9. Symba’s “L.A. Leakers” freestyle: “With so much to say, where should I start? They finally let the best-kept secret come out the vault/ I played my part, and I never took s**t to heart, so now that I got my time, you n**gas gon' let me talk...”

This was the kind of freestyle that put the artist on the map. While he’d been creating a healthy buzz on the West Coast, Symba’s freestyle for DJ Sourmilk and Justin Credible’s “L.A. Leakers” quickly went viral on social media and established him as one of the next to blow. “Oochie Wally” was never the same after this moment.

10. Drake's Funk Flex freestyle: “Young Money till the young boy dyin' out, you hear me cryin' out, you see me ridin’ out/ And if your man get to stuntin’, we’ll buy 'em out, ‘cause we be livin’ what these other rappers lyin' bout...”

When then-newcomer Drake stepped to the microphone at HOT 97, he received a healthy dose of criticism for his utilization of a Blackberry (shout out to Affion Crockett for his hilarious spoof). Not only has it become the norm to see phones in freestyles, but his boastful rhymes during that session, spit over JAY-Z's “You, Me, Him and Her” instrumental, continue to stand the test of time – especially since he moved on to achieve legendary status as one of Hip Hop’s crown bearers.

11. State Property’s “Rap City” freestyle: “Ayo J-A-D-A, Pinkett or Kiss, no matter how I look at him, I think of a chick/ No matter how I switch it up, think of an actor, kid, stick to the script, I’m a give him a clip...”

Amid a historic rap war between State Property and D-Block, the former’s Beanie Sigel brought his collective to “Rap City” to send off shots to their adversaries. While every artist who participated held their weight, it was Beanie’s opening bars that set the standard and fueled the fire for a beef that thankfully remained on wax.

12. Lupe Fiasco’s “Sway In The Morning” freestyle: “Was you gonna f**k Kanye up when you turned the mic off? ‘Cause I would have done the same thing if that n**ga tried to strike off...”

Over Raekwon and Ghostface Killah’s “Rainy Dayz (Remix),” Lupe Fiasco provided a masterclass in freestyling while hanging out with Calloway & Co. With no pre-written bars in sight, the Chicago native referenced religion, politics, Kanye’s infamous “answers” outburst, and much more in the roughly seven-minute clip.
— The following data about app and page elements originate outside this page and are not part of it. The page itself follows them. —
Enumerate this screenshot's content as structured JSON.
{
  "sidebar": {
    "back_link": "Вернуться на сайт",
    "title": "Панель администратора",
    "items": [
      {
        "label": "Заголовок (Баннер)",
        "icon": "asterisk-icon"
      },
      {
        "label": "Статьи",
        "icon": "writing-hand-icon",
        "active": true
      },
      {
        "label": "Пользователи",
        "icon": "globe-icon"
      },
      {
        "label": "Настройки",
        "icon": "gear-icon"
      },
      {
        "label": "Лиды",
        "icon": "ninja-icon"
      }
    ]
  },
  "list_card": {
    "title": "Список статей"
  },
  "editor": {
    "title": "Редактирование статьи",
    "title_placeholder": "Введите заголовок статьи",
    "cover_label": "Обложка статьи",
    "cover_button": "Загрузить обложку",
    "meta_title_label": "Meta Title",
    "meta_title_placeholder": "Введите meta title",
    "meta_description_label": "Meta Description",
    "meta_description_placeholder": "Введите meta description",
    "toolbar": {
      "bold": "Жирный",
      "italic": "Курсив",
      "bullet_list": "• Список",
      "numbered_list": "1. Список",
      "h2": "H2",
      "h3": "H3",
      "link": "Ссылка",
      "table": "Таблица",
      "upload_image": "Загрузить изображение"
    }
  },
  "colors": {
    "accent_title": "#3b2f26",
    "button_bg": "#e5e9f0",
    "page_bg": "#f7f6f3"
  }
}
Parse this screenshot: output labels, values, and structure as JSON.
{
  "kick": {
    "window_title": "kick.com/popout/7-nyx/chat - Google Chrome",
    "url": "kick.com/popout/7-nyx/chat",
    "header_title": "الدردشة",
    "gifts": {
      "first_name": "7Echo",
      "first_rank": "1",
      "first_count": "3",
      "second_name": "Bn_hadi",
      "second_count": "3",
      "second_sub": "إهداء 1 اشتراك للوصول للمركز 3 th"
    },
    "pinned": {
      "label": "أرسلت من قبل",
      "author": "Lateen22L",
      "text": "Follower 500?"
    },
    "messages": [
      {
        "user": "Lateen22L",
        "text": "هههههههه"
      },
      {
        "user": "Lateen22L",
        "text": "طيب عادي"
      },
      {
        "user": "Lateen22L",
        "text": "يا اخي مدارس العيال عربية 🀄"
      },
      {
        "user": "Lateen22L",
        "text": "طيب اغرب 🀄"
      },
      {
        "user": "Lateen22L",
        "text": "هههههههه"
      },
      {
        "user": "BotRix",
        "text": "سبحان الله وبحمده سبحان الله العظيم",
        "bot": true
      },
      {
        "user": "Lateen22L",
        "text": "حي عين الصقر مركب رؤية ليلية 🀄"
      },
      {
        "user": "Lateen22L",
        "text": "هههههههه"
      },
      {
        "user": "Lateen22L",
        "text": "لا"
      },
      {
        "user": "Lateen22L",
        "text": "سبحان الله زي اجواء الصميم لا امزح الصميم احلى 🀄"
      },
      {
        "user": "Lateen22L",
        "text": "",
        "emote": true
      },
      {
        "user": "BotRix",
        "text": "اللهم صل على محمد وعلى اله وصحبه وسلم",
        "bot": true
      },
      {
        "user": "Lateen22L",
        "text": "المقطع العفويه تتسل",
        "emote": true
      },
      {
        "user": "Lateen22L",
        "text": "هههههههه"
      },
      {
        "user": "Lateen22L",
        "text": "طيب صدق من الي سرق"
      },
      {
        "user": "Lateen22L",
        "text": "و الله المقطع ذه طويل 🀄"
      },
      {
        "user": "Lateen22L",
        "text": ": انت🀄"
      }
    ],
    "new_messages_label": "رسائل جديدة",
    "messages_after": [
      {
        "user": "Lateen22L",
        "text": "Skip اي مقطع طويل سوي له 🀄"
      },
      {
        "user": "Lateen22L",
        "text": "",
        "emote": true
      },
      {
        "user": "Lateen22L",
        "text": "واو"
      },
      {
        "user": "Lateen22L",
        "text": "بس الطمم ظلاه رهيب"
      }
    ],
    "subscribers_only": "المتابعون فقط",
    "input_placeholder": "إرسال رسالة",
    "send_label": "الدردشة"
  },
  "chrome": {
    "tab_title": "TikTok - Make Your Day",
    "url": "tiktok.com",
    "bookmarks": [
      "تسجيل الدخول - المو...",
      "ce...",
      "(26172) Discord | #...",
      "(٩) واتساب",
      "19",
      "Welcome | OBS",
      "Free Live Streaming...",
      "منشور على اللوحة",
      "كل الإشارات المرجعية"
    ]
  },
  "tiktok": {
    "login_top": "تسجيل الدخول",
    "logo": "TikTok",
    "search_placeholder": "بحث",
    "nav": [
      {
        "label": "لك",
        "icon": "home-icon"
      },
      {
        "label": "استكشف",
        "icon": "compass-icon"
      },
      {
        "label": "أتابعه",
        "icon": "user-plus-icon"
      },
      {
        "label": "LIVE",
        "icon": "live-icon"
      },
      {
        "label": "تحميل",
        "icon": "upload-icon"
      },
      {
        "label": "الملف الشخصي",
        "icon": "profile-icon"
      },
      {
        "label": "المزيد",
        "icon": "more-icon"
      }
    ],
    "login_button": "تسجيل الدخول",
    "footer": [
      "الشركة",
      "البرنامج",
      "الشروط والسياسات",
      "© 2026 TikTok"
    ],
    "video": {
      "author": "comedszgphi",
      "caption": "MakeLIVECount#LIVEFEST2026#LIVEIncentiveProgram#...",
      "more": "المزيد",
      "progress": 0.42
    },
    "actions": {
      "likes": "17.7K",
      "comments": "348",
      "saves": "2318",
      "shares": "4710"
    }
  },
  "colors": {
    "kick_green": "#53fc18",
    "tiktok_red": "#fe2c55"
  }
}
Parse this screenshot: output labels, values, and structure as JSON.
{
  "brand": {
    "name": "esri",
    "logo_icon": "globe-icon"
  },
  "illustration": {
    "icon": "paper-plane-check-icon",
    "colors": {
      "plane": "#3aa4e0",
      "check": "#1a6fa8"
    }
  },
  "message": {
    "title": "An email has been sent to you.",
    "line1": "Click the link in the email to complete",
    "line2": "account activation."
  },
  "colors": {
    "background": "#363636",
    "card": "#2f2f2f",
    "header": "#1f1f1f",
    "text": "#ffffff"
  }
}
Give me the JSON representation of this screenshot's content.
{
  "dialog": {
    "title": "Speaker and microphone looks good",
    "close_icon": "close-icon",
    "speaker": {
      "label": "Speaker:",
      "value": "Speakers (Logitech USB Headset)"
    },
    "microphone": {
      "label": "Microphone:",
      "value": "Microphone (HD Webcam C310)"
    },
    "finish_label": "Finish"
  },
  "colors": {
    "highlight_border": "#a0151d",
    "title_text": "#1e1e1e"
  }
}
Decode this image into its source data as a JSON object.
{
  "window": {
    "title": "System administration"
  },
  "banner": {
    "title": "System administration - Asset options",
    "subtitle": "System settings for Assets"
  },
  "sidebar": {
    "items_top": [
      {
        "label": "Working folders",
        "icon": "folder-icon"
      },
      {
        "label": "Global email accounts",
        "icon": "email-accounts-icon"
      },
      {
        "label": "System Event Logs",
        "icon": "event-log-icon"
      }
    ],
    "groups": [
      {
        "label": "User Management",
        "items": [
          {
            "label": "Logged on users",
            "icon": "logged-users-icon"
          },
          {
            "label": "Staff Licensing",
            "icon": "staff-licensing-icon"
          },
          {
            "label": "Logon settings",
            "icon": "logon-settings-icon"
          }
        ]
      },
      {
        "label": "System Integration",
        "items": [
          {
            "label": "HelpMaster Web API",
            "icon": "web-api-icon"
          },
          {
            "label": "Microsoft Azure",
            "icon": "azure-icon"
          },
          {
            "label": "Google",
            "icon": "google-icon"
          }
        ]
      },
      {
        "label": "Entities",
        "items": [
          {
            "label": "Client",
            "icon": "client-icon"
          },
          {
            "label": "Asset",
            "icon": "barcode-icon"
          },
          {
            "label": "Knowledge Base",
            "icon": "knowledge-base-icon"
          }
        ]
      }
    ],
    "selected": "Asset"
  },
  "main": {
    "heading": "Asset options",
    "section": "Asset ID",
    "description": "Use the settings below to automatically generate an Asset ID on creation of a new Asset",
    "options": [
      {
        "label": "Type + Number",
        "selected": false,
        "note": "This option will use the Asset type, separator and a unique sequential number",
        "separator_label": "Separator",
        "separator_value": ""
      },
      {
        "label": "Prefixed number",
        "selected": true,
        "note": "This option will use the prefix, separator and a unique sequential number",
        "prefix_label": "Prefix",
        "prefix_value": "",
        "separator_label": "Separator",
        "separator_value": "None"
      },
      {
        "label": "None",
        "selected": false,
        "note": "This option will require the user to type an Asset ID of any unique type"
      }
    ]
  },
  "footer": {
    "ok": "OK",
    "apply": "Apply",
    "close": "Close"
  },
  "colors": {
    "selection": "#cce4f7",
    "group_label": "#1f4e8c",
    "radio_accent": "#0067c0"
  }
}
13. Top Dawg Entertainment’s BET Hip Hop Awards cypher: “Nothing been the same since they dropped ‘Control’ and tucked a sensitive rapper back in his pajama clothes/ Ha ha, joke's on you, high-five, I'm bulletproof...”

TDE’s appearance during the BET Hip Hop Awards’ cypher segment was a defiant message to all challengers. Following an impressive opener from ScHoolboy Q, Jay Rock, Ab-Soul, and Isaiah Rashad got busy as R&B labelmate SZA looked on. Much like his contribution to “Control,” Kendrick’s jaw-dropping closeout created a schism in the culture and fueled a lifetime’s worth of competition among his peers.

14. Juice WRLD’s Tim Westwood freestyle: “Sick of the Percs, I'ma put them down, huh, run up on me, that chopper marry your a** like you got a gown on, guess you a p**sy now, huh?”

In addition to being a bona fide hitmaker, Juice WRLD was a pure, textbook freestyler in a generation where such a skill set wasn’t as abundant. Above, the late talent appeared on Tim Westwood’s now-defunct radio show and freestyled for an hour over a swath of beats from Eminem’s catalog. The bittersweet clip is proof of one of Hip Hop’s most unfortunate losses.

15. The Notorious B.I.G., Tupac Shakur, and more freestyle during Budweiser Superfest: “I got seven Mac 11s, about eight 38s, nine 9s, 10 MAC-10's, the s**t never ends/ You can't touch my riches, even if you had MC Hammer and them 357 b**ches!”

A true moment in history. Backed by DJ Mister Cee, Big Scoob, The Notorious B.I.G., Tupac Shakur, Shyheim, and Big Daddy Kane freestyled for a packed crowd in Madison Square Garden for Budweiser Superfest. Biggie and Pac’s portion of the five-minute cypher would go on to serve as an opening cut for Funk Flex and Big Kap’s classic The Tunnel compilation.